If you haven’t tried it yet, go ride The Tide from one end to another and see what all the fuss is about. We’ll bet you can’t help but think, “It would be nice to be able to ride this all the way from Norfolk to the Oceanfront.” Hmmm?
Sports fans can visit the Virginia Sports Hall of Fame in Portsmouth.
Take a self-guided walking tour of the historic homes along Norfolk’s Freemason Street; then, from there, walk north across the Ghent Footbridge and stroll among the venerable mansions of Mowbray Arch along several streets.
Tour the Hunter House Victorian Museum on Freemason Street and see what it was like to live here in that bygone era.
GOLF! That new multi-level golf driving range with the huge threatening-looking net next to I-264; Sleepy Hole golf course/park; the ODU 9-holer; many top-notch Beach golf courses; etc etc.
Pull your vehicle up to the car port at Doumar’s and order a BBQ, limeade and ice cream as patrons have done for over 60 years.
Take the family to the Virginia Zoo and observe lions, tigers, giraffes and rhinos.
Fly a kite from the top of Mount Trashmore in Virginia Beach.
Go see a local band performing original music at the Taphouse Ghent, Shaka’s Live or Belmont House of Smoke.

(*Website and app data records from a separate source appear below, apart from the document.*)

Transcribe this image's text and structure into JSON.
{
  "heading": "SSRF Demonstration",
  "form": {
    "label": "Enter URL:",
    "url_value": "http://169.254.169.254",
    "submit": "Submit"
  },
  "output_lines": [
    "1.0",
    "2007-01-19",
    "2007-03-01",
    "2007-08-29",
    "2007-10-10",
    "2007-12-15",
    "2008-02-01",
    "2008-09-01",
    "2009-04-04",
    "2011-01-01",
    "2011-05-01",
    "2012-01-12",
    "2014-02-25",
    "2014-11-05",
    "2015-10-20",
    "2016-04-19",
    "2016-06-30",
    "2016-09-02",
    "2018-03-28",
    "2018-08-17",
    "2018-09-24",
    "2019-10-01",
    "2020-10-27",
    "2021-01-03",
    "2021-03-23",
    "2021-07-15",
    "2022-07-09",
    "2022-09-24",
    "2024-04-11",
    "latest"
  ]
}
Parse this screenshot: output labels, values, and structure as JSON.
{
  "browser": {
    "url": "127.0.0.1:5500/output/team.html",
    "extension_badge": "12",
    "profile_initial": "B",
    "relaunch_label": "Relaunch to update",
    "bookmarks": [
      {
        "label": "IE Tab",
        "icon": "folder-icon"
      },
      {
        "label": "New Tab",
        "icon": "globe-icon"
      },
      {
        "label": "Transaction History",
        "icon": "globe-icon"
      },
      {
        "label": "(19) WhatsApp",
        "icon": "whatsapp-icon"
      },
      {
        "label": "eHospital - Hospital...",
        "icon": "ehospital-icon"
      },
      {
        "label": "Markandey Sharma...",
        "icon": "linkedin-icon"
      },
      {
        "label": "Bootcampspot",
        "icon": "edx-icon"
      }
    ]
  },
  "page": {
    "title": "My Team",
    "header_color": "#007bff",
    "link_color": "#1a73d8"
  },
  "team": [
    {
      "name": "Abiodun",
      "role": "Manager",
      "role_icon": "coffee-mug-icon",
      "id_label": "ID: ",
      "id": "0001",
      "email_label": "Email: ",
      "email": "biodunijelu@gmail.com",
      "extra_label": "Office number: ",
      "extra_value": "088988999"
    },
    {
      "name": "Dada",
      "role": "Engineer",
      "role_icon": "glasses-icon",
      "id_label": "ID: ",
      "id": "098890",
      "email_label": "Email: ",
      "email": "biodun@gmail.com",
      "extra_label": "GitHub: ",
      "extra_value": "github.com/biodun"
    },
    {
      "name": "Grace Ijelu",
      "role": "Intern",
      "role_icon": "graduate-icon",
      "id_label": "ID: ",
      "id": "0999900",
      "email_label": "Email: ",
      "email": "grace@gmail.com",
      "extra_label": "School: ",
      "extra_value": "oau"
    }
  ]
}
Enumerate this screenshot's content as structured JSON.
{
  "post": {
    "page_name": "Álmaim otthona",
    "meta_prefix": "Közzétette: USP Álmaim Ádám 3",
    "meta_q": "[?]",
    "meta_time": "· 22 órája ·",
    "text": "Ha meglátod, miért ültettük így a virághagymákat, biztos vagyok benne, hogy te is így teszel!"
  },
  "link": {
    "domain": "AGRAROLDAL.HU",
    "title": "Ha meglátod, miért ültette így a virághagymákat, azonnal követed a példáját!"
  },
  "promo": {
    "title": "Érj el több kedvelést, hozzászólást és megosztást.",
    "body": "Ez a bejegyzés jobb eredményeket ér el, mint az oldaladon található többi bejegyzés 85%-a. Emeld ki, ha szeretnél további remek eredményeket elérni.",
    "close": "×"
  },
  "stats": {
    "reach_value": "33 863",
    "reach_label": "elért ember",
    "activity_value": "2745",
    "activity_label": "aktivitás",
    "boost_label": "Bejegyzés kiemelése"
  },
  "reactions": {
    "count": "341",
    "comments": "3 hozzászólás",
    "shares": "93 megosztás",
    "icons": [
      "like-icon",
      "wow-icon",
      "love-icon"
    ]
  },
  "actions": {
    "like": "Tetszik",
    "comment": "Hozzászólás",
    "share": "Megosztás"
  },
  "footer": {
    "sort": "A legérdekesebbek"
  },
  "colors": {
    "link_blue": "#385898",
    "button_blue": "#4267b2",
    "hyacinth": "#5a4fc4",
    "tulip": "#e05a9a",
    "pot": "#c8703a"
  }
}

Take-in an international performance presented by the Virginia Arts Festival.
Attend the Virginia International Tattoo at Scope.
Walk the Labyrinth at the Edgar Cayce ARE Center.
Have drinks on the Ocean View Pier at sunset.
Purchase fish right off the boat next to Dockside Restaurant near the Lesner Bridge.
Watch the stars or a laser show at the Virginia Living Museum in Newport News.
Stroll the grounds and enter the historic Hermitage Museum & Gardens in Norfolk.
Join the Annual Olde Towne Ghost Walk in Portsmouth during Halloween season.
Drive across the Chesapeake Bay-Bridge Tunnel.
Enjoy a tasting flight at Mermaid & Williamsburg Wineries.
Watch a fireworks display on the 4th of July in downtown Norfolk or the Virginia Beach Oceanfront.
Go antiquing in Phoebus on a Saturday morning.
Pitch in: Volunteer at a local soup kitchen; pick up trash on the sidewalk; clean the local rivers and Bay; help a non-profit sell beer; become a docent at a museum.
Attend a city council meeting in your municipality.
Sit in on an open mic night and play a song of your own – even if you make it up on the spot.
Attend a church, temple or masque service that is different from your faith or denomination. You’ll come away with a better understanding.
Attend a block party. It’s more fun when you can drink a beer and listen to live music in the streets of Ghent, downtown Hampton or Norfolk.
People watch at an outdoor café in Virginia Beach Town Center, Merchant’s Square in Colonial Williamsburg or Virginia Beach Boardwalk.
Go to a locally-owned coffee shop, have a cup of java and a conversation with someone you don’t know. Leave your laptop, cell phone and tablet at home. Consider it Digital Detox.